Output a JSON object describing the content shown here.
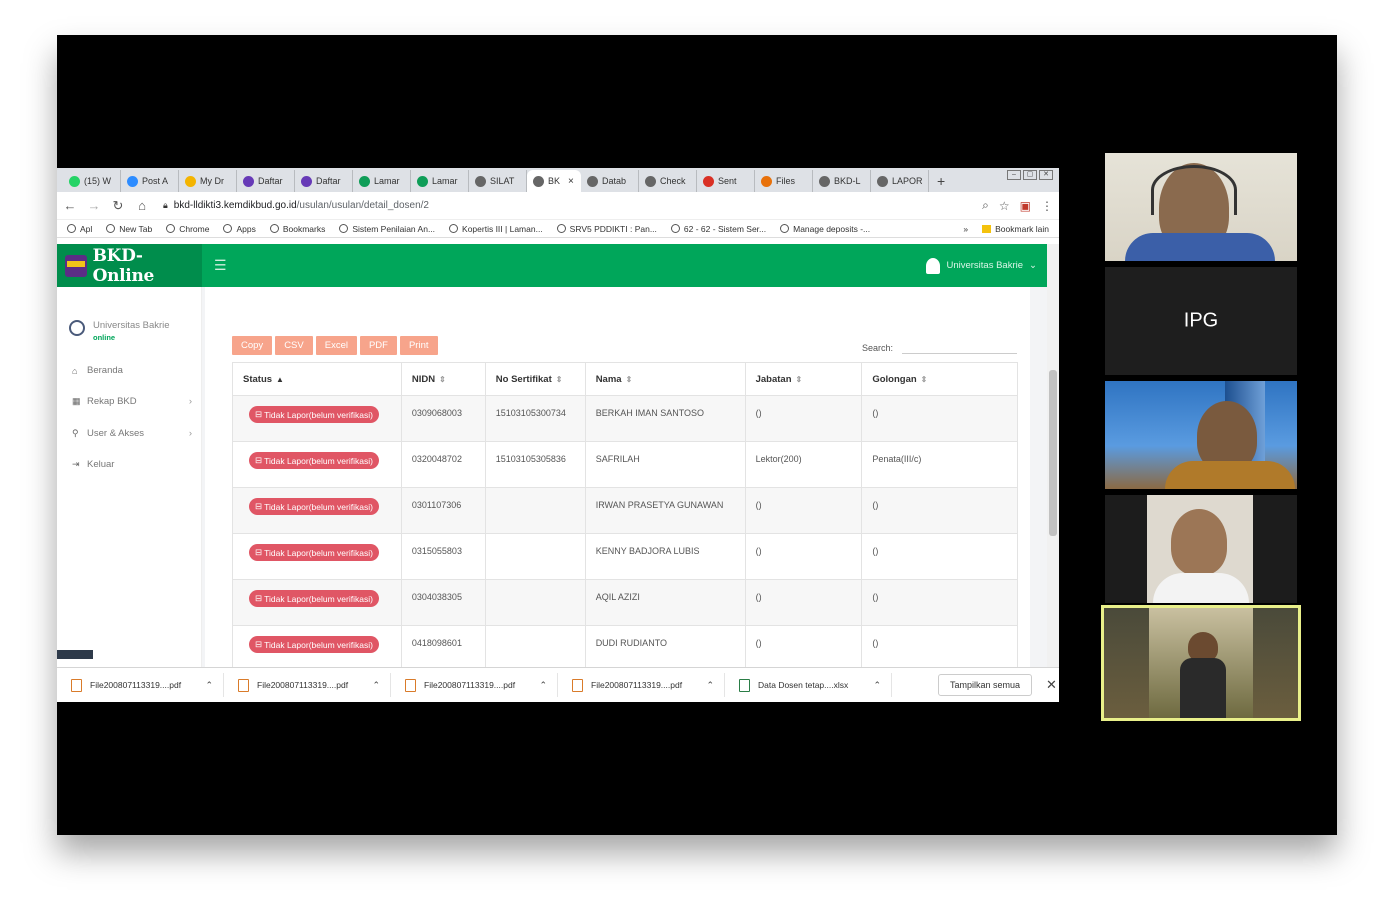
{
  "browser": {
    "tabs": [
      {
        "label": "(15) W",
        "color": "#25d366"
      },
      {
        "label": "Post A",
        "color": "#2d8cff"
      },
      {
        "label": "My Dr",
        "color": "#f4b400"
      },
      {
        "label": "Daftar",
        "color": "#673ab7"
      },
      {
        "label": "Daftar",
        "color": "#673ab7"
      },
      {
        "label": "Lamar",
        "color": "#0f9d58"
      },
      {
        "label": "Lamar",
        "color": "#0f9d58"
      },
      {
        "label": "SILAT",
        "color": "#666666"
      },
      {
        "label": "BK",
        "color": "#666666",
        "active": true
      },
      {
        "label": "Datab",
        "color": "#666666"
      },
      {
        "label": "Check",
        "color": "#666666"
      },
      {
        "label": "Sent",
        "color": "#d93025"
      },
      {
        "label": "Files",
        "color": "#e8710a"
      },
      {
        "label": "BKD-L",
        "color": "#666666"
      },
      {
        "label": "LAPOR",
        "color": "#666666"
      }
    ],
    "new_tab": "+",
    "url_host": "bkd-lldikti3.kemdikbud.go.id",
    "url_path": "/usulan/usulan/detail_dosen/2",
    "bookmarks": [
      "Apl",
      "New Tab",
      "Chrome",
      "Apps",
      "Bookmarks",
      "Sistem Penilaian An...",
      "Kopertis III | Laman...",
      "SRV5 PDDIKTI : Pan...",
      "62 - 62 - Sistem Ser...",
      "Manage deposits -..."
    ],
    "bookmarks_more": "»",
    "bookmarks_other": "Bookmark lain"
  },
  "site": {
    "logo_text": "BKD-Online",
    "user_name": "Universitas Bakrie",
    "sidebar": {
      "user_name": "Universitas Bakrie",
      "user_status": "online",
      "items": [
        {
          "label": "Beranda",
          "icon": "home-icon",
          "chevron": false
        },
        {
          "label": "Rekap BKD",
          "icon": "grid-icon",
          "chevron": true
        },
        {
          "label": "User & Akses",
          "icon": "users-icon",
          "chevron": true
        },
        {
          "label": "Keluar",
          "icon": "logout-icon",
          "chevron": false
        }
      ]
    },
    "export_buttons": [
      "Copy",
      "CSV",
      "Excel",
      "PDF",
      "Print"
    ],
    "search_label": "Search:",
    "table": {
      "headers": [
        "Status",
        "NIDN",
        "No Sertifikat",
        "Nama",
        "Jabatan",
        "Golongan"
      ],
      "rows": [
        {
          "status": "Tidak Lapor(belum verifikasi)",
          "nidn": "0309068003",
          "sertifikat": "15103105300734",
          "nama": "BERKAH IMAN SANTOSO",
          "jabatan": "()",
          "golongan": "()"
        },
        {
          "status": "Tidak Lapor(belum verifikasi)",
          "nidn": "0320048702",
          "sertifikat": "15103105305836",
          "nama": "SAFRILAH",
          "jabatan": "Lektor(200)",
          "golongan": "Penata(III/c)"
        },
        {
          "status": "Tidak Lapor(belum verifikasi)",
          "nidn": "0301107306",
          "sertifikat": "",
          "nama": "IRWAN PRASETYA GUNAWAN",
          "jabatan": "()",
          "golongan": "()"
        },
        {
          "status": "Tidak Lapor(belum verifikasi)",
          "nidn": "0315055803",
          "sertifikat": "",
          "nama": "KENNY BADJORA LUBIS",
          "jabatan": "()",
          "golongan": "()"
        },
        {
          "status": "Tidak Lapor(belum verifikasi)",
          "nidn": "0304038305",
          "sertifikat": "",
          "nama": "AQIL AZIZI",
          "jabatan": "()",
          "golongan": "()"
        },
        {
          "status": "Tidak Lapor(belum verifikasi)",
          "nidn": "0418098601",
          "sertifikat": "",
          "nama": "DUDI RUDIANTO",
          "jabatan": "()",
          "golongan": "()"
        }
      ]
    }
  },
  "downloads": {
    "files": [
      {
        "name": "File200807113319....pdf",
        "type": "pdf"
      },
      {
        "name": "File200807113319....pdf",
        "type": "pdf"
      },
      {
        "name": "File200807113319....pdf",
        "type": "pdf"
      },
      {
        "name": "File200807113319....pdf",
        "type": "pdf"
      },
      {
        "name": "Data Dosen tetap....xlsx",
        "type": "xlsx"
      }
    ],
    "show_all": "Tampilkan semua"
  },
  "video": {
    "tile2_label": "IPG",
    "active_border_color": "#e9f08a"
  }
}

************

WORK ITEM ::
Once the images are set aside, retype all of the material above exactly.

RESULT OF THIS EXERCISE ::
Output a JSON object describing the content shown here.
{
  "browser": {
    "tabs": [
      {
        "label": "(15) W",
        "color": "#25d366"
      },
      {
        "label": "Post A",
        "color": "#2d8cff"
      },
      {
        "label": "My Dr",
        "color": "#f4b400"
      },
      {
        "label": "Daftar",
        "color": "#673ab7"
      },
      {
        "label": "Daftar",
        "color": "#673ab7"
      },
      {
        "label": "Lamar",
        "color": "#0f9d58"
      },
      {
        "label": "Lamar",
        "color": "#0f9d58"
      },
      {
        "label": "SILAT",
        "color": "#666666"
      },
      {
        "label": "BK",
        "color": "#666666",
        "active": true
      },
      {
        "label": "Datab",
        "color": "#666666"
      },
      {
        "label": "Check",
        "color": "#666666"
      },
      {
        "label": "Sent",
        "color": "#d93025"
      },
      {
        "label": "Files",
        "color": "#e8710a"
      },
      {
        "label": "BKD-L",
        "color": "#666666"
      },
      {
        "label": "LAPOR",
        "color": "#666666"
      }
    ],
    "new_tab": "+",
    "url_host": "bkd-lldikti3.kemdikbud.go.id",
    "url_path": "/usulan/usulan/detail_dosen/2",
    "bookmarks": [
      "Apl",
      "New Tab",
      "Chrome",
      "Apps",
      "Bookmarks",
      "Sistem Penilaian An...",
      "Kopertis III | Laman...",
      "SRV5 PDDIKTI : Pan...",
      "62 - 62 - Sistem Ser...",
      "Manage deposits -..."
    ],
    "bookmarks_more": "»",
    "bookmarks_other": "Bookmark lain"
  },
  "site": {
    "logo_text": "BKD-Online",
    "user_name": "Universitas Bakrie",
    "sidebar": {
      "user_name": "Universitas Bakrie",
      "user_status": "online",
      "items": [
        {
          "label": "Beranda",
          "icon": "home-icon",
          "chevron": false
        },
        {
          "label": "Rekap BKD",
          "icon": "grid-icon",
          "chevron": true
        },
        {
          "label": "User & Akses",
          "icon": "users-icon",
          "chevron": true
        },
        {
          "label": "Keluar",
          "icon": "logout-icon",
          "chevron": false
        }
      ]
    },
    "export_buttons": [
      "Copy",
      "CSV",
      "Excel",
      "PDF",
      "Print"
    ],
    "search_label": "Search:",
    "table": {
      "headers": [
        "Status",
        "NIDN",
        "No Sertifikat",
        "Nama",
        "Jabatan",
        "Golongan"
      ],
      "rows": [
        {
          "status": "Tidak Lapor(belum verifikasi)",
          "nidn": "0309068003",
          "sertifikat": "15103105300734",
          "nama": "BERKAH IMAN SANTOSO",
          "jabatan": "()",
          "golongan": "()"
        },
        {
          "status": "Tidak Lapor(belum verifikasi)",
          "nidn": "0320048702",
          "sertifikat": "15103105305836",
          "nama": "SAFRILAH",
          "jabatan": "Lektor(200)",
          "golongan": "Penata(III/c)"
        },
        {
          "status": "Tidak Lapor(belum verifikasi)",
          "nidn": "0301107306",
          "sertifikat": "",
          "nama": "IRWAN PRASETYA GUNAWAN",
          "jabatan": "()",
          "golongan": "()"
        },
        {
          "status": "Tidak Lapor(belum verifikasi)",
          "nidn": "0315055803",
          "sertifikat": "",
          "nama": "KENNY BADJORA LUBIS",
          "jabatan": "()",
          "golongan": "()"
        },
        {
          "status": "Tidak Lapor(belum verifikasi)",
          "nidn": "0304038305",
          "sertifikat": "",
          "nama": "AQIL AZIZI",
          "jabatan": "()",
          "golongan": "()"
        },
        {
          "status": "Tidak Lapor(belum verifikasi)",
          "nidn": "0418098601",
          "sertifikat": "",
          "nama": "DUDI RUDIANTO",
          "jabatan": "()",
          "golongan": "()"
        }
      ]
    }
  },
  "downloads": {
    "files": [
      {
        "name": "File200807113319....pdf",
        "type": "pdf"
      },
      {
        "name": "File200807113319....pdf",
        "type": "pdf"
      },
      {
        "name": "File200807113319....pdf",
        "type": "pdf"
      },
      {
        "name": "File200807113319....pdf",
        "type": "pdf"
      },
      {
        "name": "Data Dosen tetap....xlsx",
        "type": "xlsx"
      }
    ],
    "show_all": "Tampilkan semua"
  },
  "video": {
    "tile2_label": "IPG",
    "active_border_color": "#e9f08a"
  }
}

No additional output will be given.